Quantitative Structure-Activity Relationship Modeling to Predict Drug-Drug Interactions Between Acetaminophen and Ingredients in Energy Drinks
pharmacology , computer science
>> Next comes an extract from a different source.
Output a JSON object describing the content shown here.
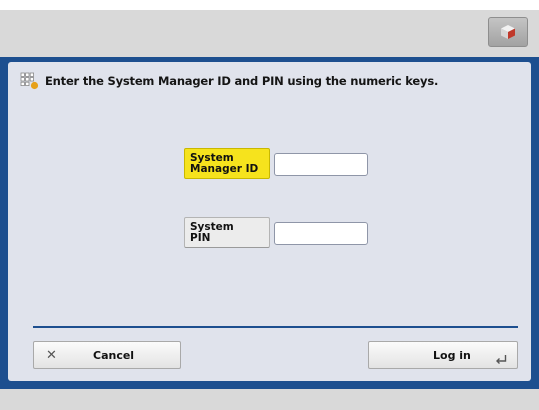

The evaluation of drug-drug interactions (DDI) is a crucial step in pharmaceutical drug discovery and design. Unfortunately, if adverse effects are to occur between the co-administration of two or more drugs, they are often difficult to test for. Traditional methods rely on in vitro studies as a basis for further in vivo assessment which can be a slow and costly process that may not detect all interactions. Here is presented a quantitative structure-activity relationship (QSAR) modeling approach that may be used to screen drugs early in development and bring new, beneficial drugs to market more quickly and at a lesser cost. A data set of 6532 drugs was obtained from DrugBank for which 292 QSAR descriptors were calculated. The multi-label support vector machines (SVM) method was used for classification and the K-means method was used to cluster the data. The model was validated in vitro by exposing Hepa1-6 cells to select compounds found in energy drinks and assessing cell death. Model accuracy was found to be 99%, predicting 50% of known interactions despite being biased to predicting non-interacting drug pairs. Cluster analysis revealed interesting information, although current progress shows that more data is needed to better analyse results, and tools that bring various drug information together would be beneficial. Non-transfected Hepa1-6 cells exposed to acetaminophen, pyridoxine, creatine, L-carnitine, taurine and caffeine did not reveal any significant drug-drug interactions, nor were they predicted by the model.